> **INPUT DATA**
-=-=-

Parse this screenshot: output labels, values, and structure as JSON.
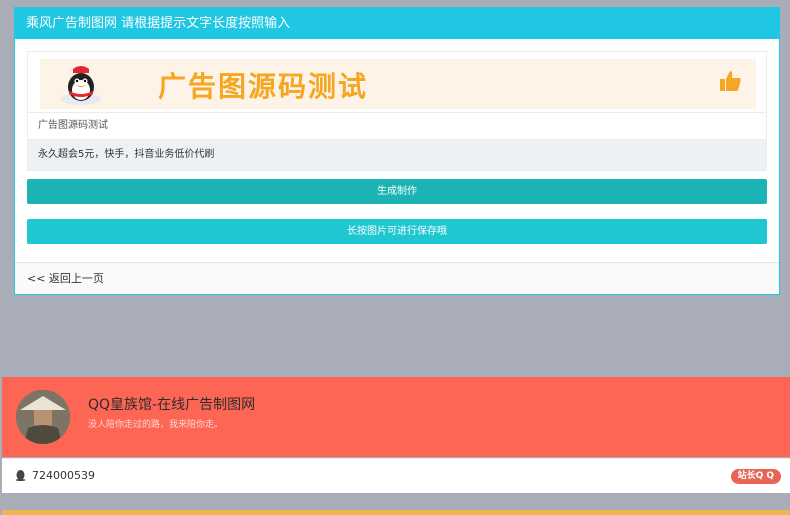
{
  "panel": {
    "header_title": "乘风广告制图网 请根据提示文字长度按照输入",
    "ad_banner_text": "广告图源码测试",
    "field_1_value": "广告图源码测试",
    "field_2_value": "永久超会5元，快手，抖音业务低价代刷",
    "make_button_label": "生成制作",
    "save_button_label": "长按图片可进行保存哦",
    "back_link": "<< 返回上一页"
  },
  "profile": {
    "site_name": "QQ皇族馆-在线广告制图网",
    "motto": "没人陪你走过的路，我来陪你走。",
    "qq_number": "724000539",
    "contact_badge": "站长Q Q"
  },
  "colors": {
    "header": "#1fc7e3",
    "make_button": "#1bb3b3",
    "save_button": "#1fc7d0",
    "profile_bg": "#fd6655",
    "badge": "#e86455",
    "page_bg": "#a9adb8"
  },
  "icons": [
    "qq-penguin-icon",
    "thumbs-up-icon",
    "avatar-photo",
    "qq-small-icon"
  ]
}
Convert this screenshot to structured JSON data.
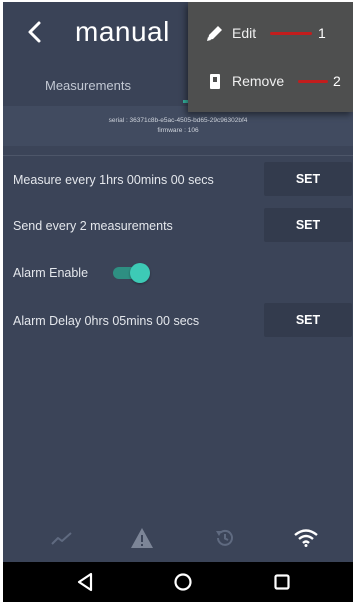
{
  "appbar": {
    "title": "manual",
    "back_icon": "chevron-left-icon"
  },
  "tabs": [
    {
      "label": "Measurements"
    }
  ],
  "info": {
    "serial": "serial : 36371c8b-e5ac-4505-bd65-29c96302bf4",
    "firmware": "firmware : 106"
  },
  "settings": [
    {
      "label": "Measure every 1hrs 00mins 00 secs",
      "button": "SET"
    },
    {
      "label": "Send every 2 measurements",
      "button": "SET"
    },
    {
      "label": "Alarm Enable",
      "toggle_on": true
    },
    {
      "label": "Alarm Delay 0hrs 05mins 00 secs",
      "button": "SET"
    }
  ],
  "menu": {
    "items": [
      {
        "label": "Edit",
        "icon": "pencil-icon",
        "annotation": "1"
      },
      {
        "label": "Remove",
        "icon": "trash-icon",
        "annotation": "2"
      }
    ]
  },
  "bottom_nav": [
    "chart-icon",
    "warning-icon",
    "history-icon",
    "wifi-icon"
  ],
  "system_nav": [
    "back-triangle-icon",
    "home-circle-icon",
    "recents-square-icon"
  ],
  "colors": {
    "background": "#3b4458",
    "accent": "#36b3a0",
    "menu": "#4e4f4f",
    "annotation": "#c21d1d"
  }
}
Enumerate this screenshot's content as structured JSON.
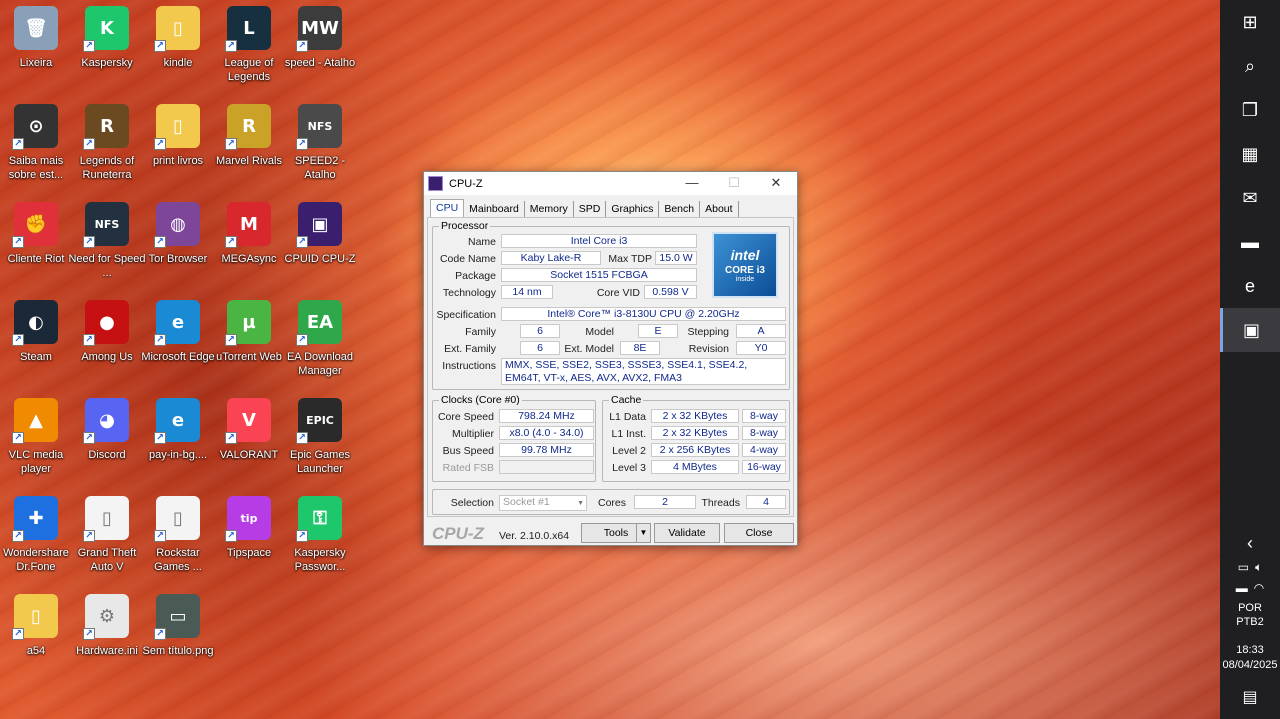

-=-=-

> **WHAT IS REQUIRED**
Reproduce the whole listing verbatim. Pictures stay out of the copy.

> **RESPONSE BOX**
Parse this screenshot: output labels, values, and structure as JSON.
{
  "panel": {
    "header_title": "乘风广告制图网 请根据提示文字长度按照输入",
    "ad_banner_text": "广告图源码测试",
    "field_1_value": "广告图源码测试",
    "field_2_value": "永久超会5元，快手，抖音业务低价代刷",
    "make_button_label": "生成制作",
    "save_button_label": "长按图片可进行保存哦",
    "back_link": "<< 返回上一页"
  },
  "profile": {
    "site_name": "QQ皇族馆-在线广告制图网",
    "motto": "没人陪你走过的路，我来陪你走。",
    "qq_number": "724000539",
    "contact_badge": "站长Q Q"
  },
  "colors": {
    "header": "#1fc7e3",
    "make_button": "#1bb3b3",
    "save_button": "#1fc7d0",
    "profile_bg": "#fd6655",
    "badge": "#e86455",
    "page_bg": "#a9adb8"
  },
  "icons": [
    "qq-penguin-icon",
    "thumbs-up-icon",
    "avatar-photo",
    "qq-small-icon"
  ]
}
Convert this screenshot to structured JSON data.
{
  "appbar": {
    "title": "manual",
    "back_icon": "chevron-left-icon"
  },
  "tabs": [
    {
      "label": "Measurements"
    }
  ],
  "info": {
    "serial": "serial : 36371c8b-e5ac-4505-bd65-29c96302bf4",
    "firmware": "firmware : 106"
  },
  "settings": [
    {
      "label": "Measure every 1hrs 00mins 00 secs",
      "button": "SET"
    },
    {
      "label": "Send every 2 measurements",
      "button": "SET"
    },
    {
      "label": "Alarm Enable",
      "toggle_on": true
    },
    {
      "label": "Alarm Delay 0hrs 05mins 00 secs",
      "button": "SET"
    }
  ],
  "menu": {
    "items": [
      {
        "label": "Edit",
        "icon": "pencil-icon",
        "annotation": "1"
      },
      {
        "label": "Remove",
        "icon": "trash-icon",
        "annotation": "2"
      }
    ]
  },
  "bottom_nav": [
    "chart-icon",
    "warning-icon",
    "history-icon",
    "wifi-icon"
  ],
  "system_nav": [
    "back-triangle-icon",
    "home-circle-icon",
    "recents-square-icon"
  ],
  "colors": {
    "background": "#3b4458",
    "accent": "#36b3a0",
    "menu": "#4e4f4f",
    "annotation": "#c21d1d"
  }
}
Enumerate this screenshot's content as structured JSON.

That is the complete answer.